• Problem to work on
Return every line of the data below that includes the string "number".

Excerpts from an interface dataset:
■ ■ ■ ■ ■ ■ ■
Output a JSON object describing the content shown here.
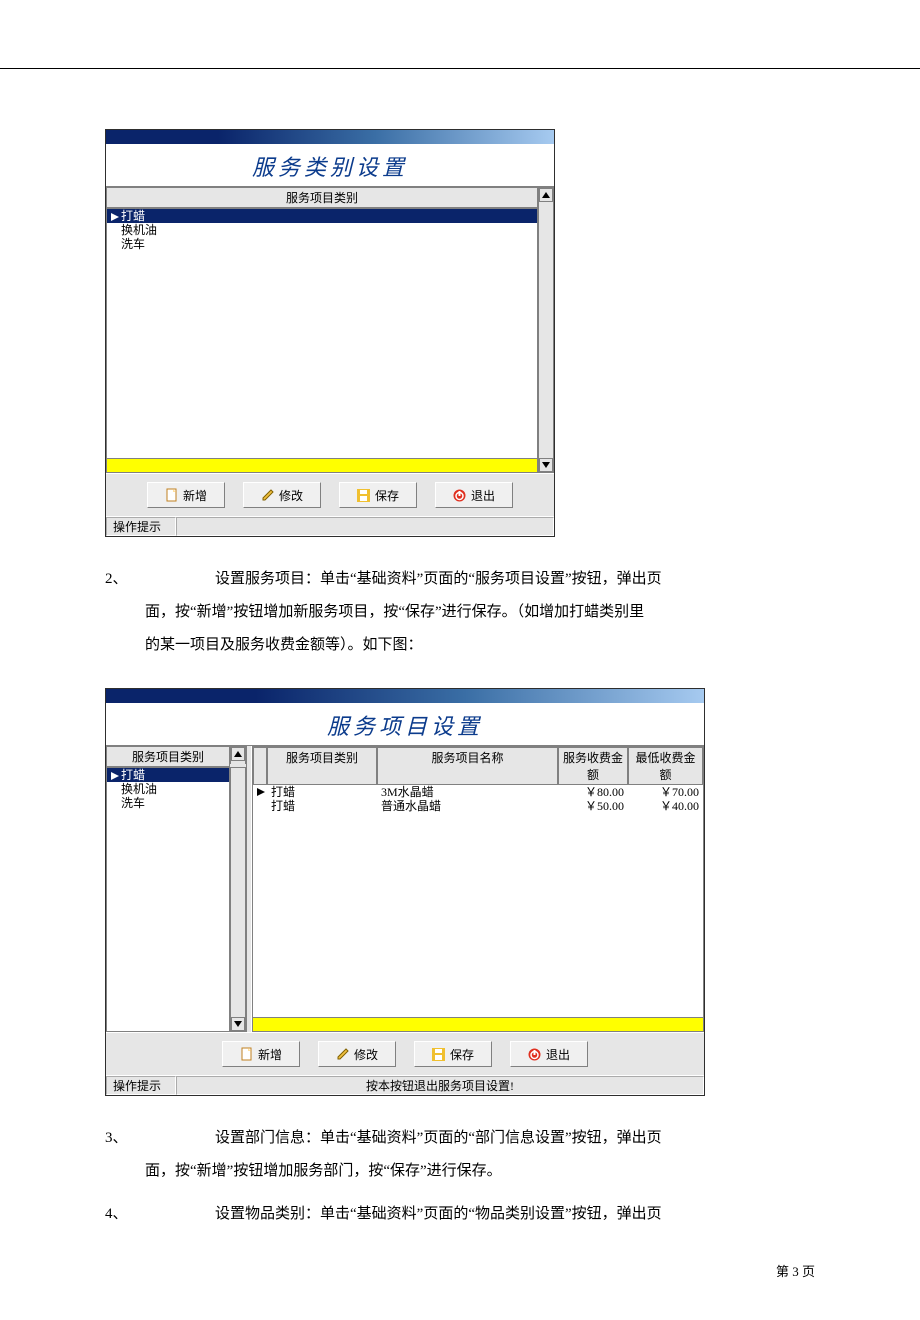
{
  "window1": {
    "title": "服务类别设置",
    "columnHeader": "服务项目类别",
    "items": [
      "打蜡",
      "换机油",
      "洗车"
    ],
    "buttons": {
      "add": "新增",
      "edit": "修改",
      "save": "保存",
      "exit": "退出"
    },
    "statusLabel": "操作提示"
  },
  "para2": {
    "num": "2、",
    "line1": "设置服务项目：单击“基础资料”页面的“服务项目设置”按钮，弹出页",
    "line2": "面，按“新增”按钮增加新服务项目，按“保存”进行保存。（如增加打蜡类别里",
    "line3": "的某一项目及服务收费金额等）。如下图："
  },
  "window2": {
    "title": "服务项目设置",
    "leftHeader": "服务项目类别",
    "leftItems": [
      "打蜡",
      "换机油",
      "洗车"
    ],
    "headers": {
      "cat": "服务项目类别",
      "name": "服务项目名称",
      "fee": "服务收费金额",
      "min": "最低收费金额"
    },
    "rows": [
      {
        "cat": "打蜡",
        "name": "3M水晶蜡",
        "fee": "￥80.00",
        "min": "￥70.00"
      },
      {
        "cat": "打蜡",
        "name": "普通水晶蜡",
        "fee": "￥50.00",
        "min": "￥40.00"
      }
    ],
    "buttons": {
      "add": "新增",
      "edit": "修改",
      "save": "保存",
      "exit": "退出"
    },
    "statusLabel": "操作提示",
    "statusMsg": "按本按钮退出服务项目设置!"
  },
  "para3": {
    "num": "3、",
    "line1": "设置部门信息：单击“基础资料”页面的“部门信息设置”按钮，弹出页",
    "line2": "面，按“新增”按钮增加服务部门，按“保存”进行保存。"
  },
  "para4": {
    "num": "4、",
    "line1": "设置物品类别：单击“基础资料”页面的“物品类别设置”按钮，弹出页"
  },
  "footer": "第 3 页"
}
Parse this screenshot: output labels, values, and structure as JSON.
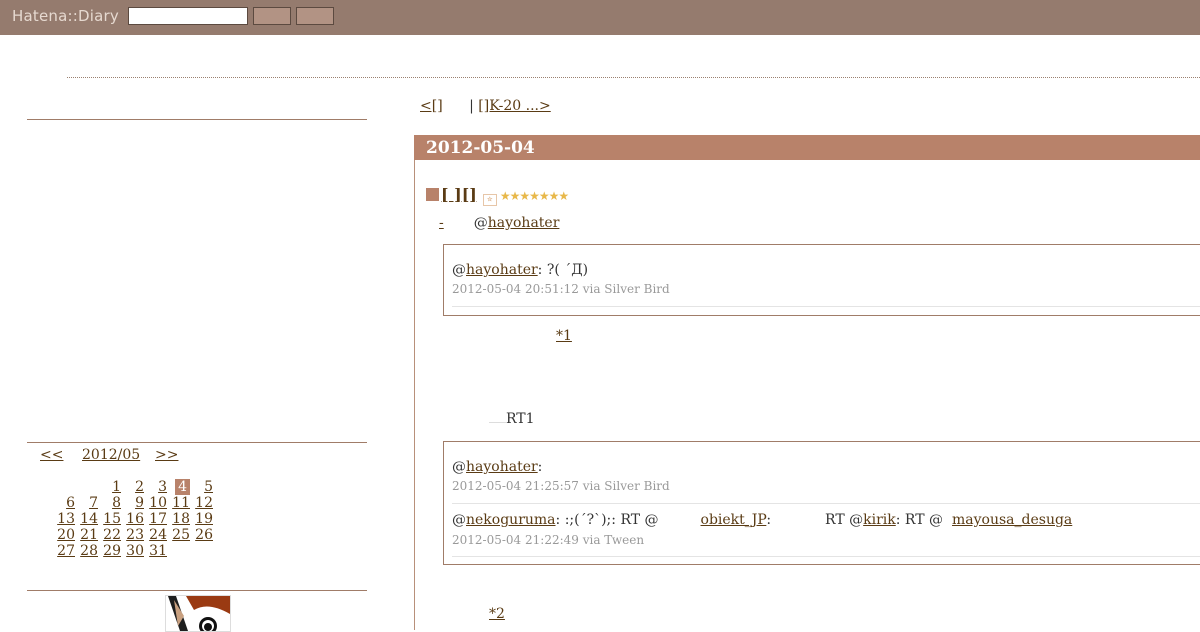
{
  "header": {
    "logo": "Hatena::Diary",
    "search_value": "",
    "button1_label": "",
    "button2_label": ""
  },
  "calendar": {
    "prev": "<<",
    "month": "2012/05",
    "next": ">>",
    "today": 4,
    "weeks": [
      [
        "",
        "",
        "",
        1,
        2,
        3,
        4,
        5
      ],
      [
        "",
        6,
        7,
        8,
        9,
        10,
        11,
        12
      ],
      [
        "",
        13,
        14,
        15,
        16,
        17,
        18,
        19
      ],
      [
        "",
        20,
        21,
        22,
        23,
        24,
        25,
        26
      ],
      [
        "",
        27,
        28,
        29,
        30,
        31,
        "",
        ""
      ]
    ]
  },
  "pager": {
    "prev": "<[]",
    "divider": "|",
    "next": "[]K-20 ...>"
  },
  "day": {
    "date": "2012-05-04",
    "entry_title": "[ ][]",
    "stars": "★★★★★★★",
    "byline_prefix": "-",
    "byline_at": "@",
    "byline_user": "hayohater",
    "footnote1": "*1",
    "rt_label": "RT1",
    "footnote2": "*2"
  },
  "tweets1": [
    {
      "at": "@",
      "user": "hayohater",
      "text": ": ?( ´Д)",
      "meta": "2012-05-04 20:51:12 via Silver Bird"
    }
  ],
  "tweets2": [
    {
      "at": "@",
      "user": "hayohater",
      "text": ":",
      "meta": "2012-05-04 21:25:57 via Silver Bird"
    },
    {
      "at": "@",
      "user": "nekoguruma",
      "text": ": :;(´?`);: RT @",
      "user2": "obiekt_JP",
      "text2": ":",
      "text3": "RT @",
      "user3": "kirik",
      "text4": ":  RT @",
      "user4": "mayousa_desuga",
      "meta": "2012-05-04 21:22:49 via Tween"
    }
  ]
}
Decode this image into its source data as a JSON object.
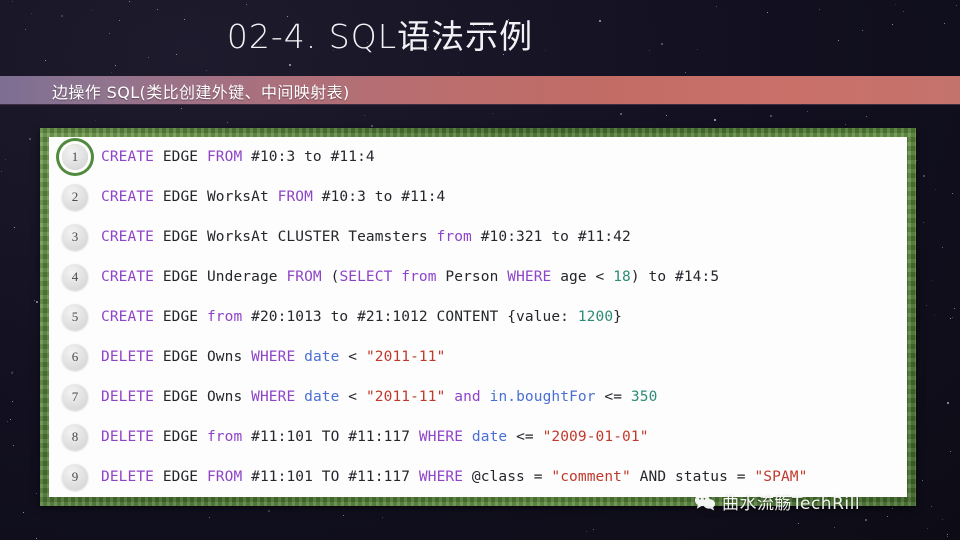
{
  "slide": {
    "title": "02-4. SQL语法示例",
    "subtitle": "边操作 SQL(类比创建外键、中间映射表)",
    "accent_green": "#4e7c34",
    "bar_gradient_start": "#7d6e92",
    "bar_gradient_end": "#c4736c",
    "background": "#121020"
  },
  "code": {
    "language": "sql",
    "active_line": 1,
    "lines": [
      {
        "number": "1",
        "tokens": [
          {
            "t": "CREATE",
            "c": "kw"
          },
          {
            "t": " EDGE ",
            "c": ""
          },
          {
            "t": "FROM",
            "c": "kw"
          },
          {
            "t": " #10:3 to #11:4",
            "c": ""
          }
        ]
      },
      {
        "number": "2",
        "tokens": [
          {
            "t": "CREATE",
            "c": "kw"
          },
          {
            "t": " EDGE WorksAt ",
            "c": ""
          },
          {
            "t": "FROM",
            "c": "kw"
          },
          {
            "t": " #10:3 to #11:4",
            "c": ""
          }
        ]
      },
      {
        "number": "3",
        "tokens": [
          {
            "t": "CREATE",
            "c": "kw"
          },
          {
            "t": " EDGE WorksAt CLUSTER Teamsters ",
            "c": ""
          },
          {
            "t": "from",
            "c": "kw"
          },
          {
            "t": " #10:321 to #11:42",
            "c": ""
          }
        ]
      },
      {
        "number": "4",
        "tokens": [
          {
            "t": "CREATE",
            "c": "kw"
          },
          {
            "t": " EDGE Underage ",
            "c": ""
          },
          {
            "t": "FROM",
            "c": "kw"
          },
          {
            "t": " (",
            "c": ""
          },
          {
            "t": "SELECT",
            "c": "kw"
          },
          {
            "t": " ",
            "c": ""
          },
          {
            "t": "from",
            "c": "kw"
          },
          {
            "t": " Person ",
            "c": ""
          },
          {
            "t": "WHERE",
            "c": "kw"
          },
          {
            "t": " age < ",
            "c": ""
          },
          {
            "t": "18",
            "c": "num"
          },
          {
            "t": ") to #14:5",
            "c": ""
          }
        ]
      },
      {
        "number": "5",
        "tokens": [
          {
            "t": "CREATE",
            "c": "kw"
          },
          {
            "t": " EDGE ",
            "c": ""
          },
          {
            "t": "from",
            "c": "kw"
          },
          {
            "t": " #20:1013 to #21:1012 CONTENT {value: ",
            "c": ""
          },
          {
            "t": "1200",
            "c": "num"
          },
          {
            "t": "}",
            "c": ""
          }
        ]
      },
      {
        "number": "6",
        "tokens": [
          {
            "t": "DELETE",
            "c": "kw"
          },
          {
            "t": " EDGE Owns ",
            "c": ""
          },
          {
            "t": "WHERE",
            "c": "kw"
          },
          {
            "t": " ",
            "c": ""
          },
          {
            "t": "date",
            "c": "fld"
          },
          {
            "t": " < ",
            "c": ""
          },
          {
            "t": "\"2011-11\"",
            "c": "str"
          }
        ]
      },
      {
        "number": "7",
        "tokens": [
          {
            "t": "DELETE",
            "c": "kw"
          },
          {
            "t": " EDGE Owns ",
            "c": ""
          },
          {
            "t": "WHERE",
            "c": "kw"
          },
          {
            "t": " ",
            "c": ""
          },
          {
            "t": "date",
            "c": "fld"
          },
          {
            "t": " < ",
            "c": ""
          },
          {
            "t": "\"2011-11\"",
            "c": "str"
          },
          {
            "t": " ",
            "c": ""
          },
          {
            "t": "and",
            "c": "kw"
          },
          {
            "t": " ",
            "c": ""
          },
          {
            "t": "in.boughtFor",
            "c": "fld"
          },
          {
            "t": " <= ",
            "c": ""
          },
          {
            "t": "350",
            "c": "num"
          }
        ]
      },
      {
        "number": "8",
        "tokens": [
          {
            "t": "DELETE",
            "c": "kw"
          },
          {
            "t": " EDGE ",
            "c": ""
          },
          {
            "t": "from",
            "c": "kw"
          },
          {
            "t": " #11:101 TO #11:117 ",
            "c": ""
          },
          {
            "t": "WHERE",
            "c": "kw"
          },
          {
            "t": " ",
            "c": ""
          },
          {
            "t": "date",
            "c": "fld"
          },
          {
            "t": " <= ",
            "c": ""
          },
          {
            "t": "\"2009-01-01\"",
            "c": "str"
          }
        ]
      },
      {
        "number": "9",
        "tokens": [
          {
            "t": "DELETE",
            "c": "kw"
          },
          {
            "t": " EDGE ",
            "c": ""
          },
          {
            "t": "FROM",
            "c": "kw"
          },
          {
            "t": " #11:101 TO #11:117 ",
            "c": ""
          },
          {
            "t": "WHERE",
            "c": "kw"
          },
          {
            "t": " @class = ",
            "c": ""
          },
          {
            "t": "\"comment\"",
            "c": "str"
          },
          {
            "t": " AND status = ",
            "c": ""
          },
          {
            "t": "\"SPAM\"",
            "c": "str"
          }
        ]
      }
    ]
  },
  "watermark": {
    "icon": "wechat-icon",
    "text": "曲水流觞TechRill"
  }
}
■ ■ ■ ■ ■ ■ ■
• Exercise response
        "number": "1",
        "number": "2",
        "number": "3",
        "number": "4",
        "number": "5",
        "number": "6",
        "number": "7",
        "number": "8",
        "number": "9",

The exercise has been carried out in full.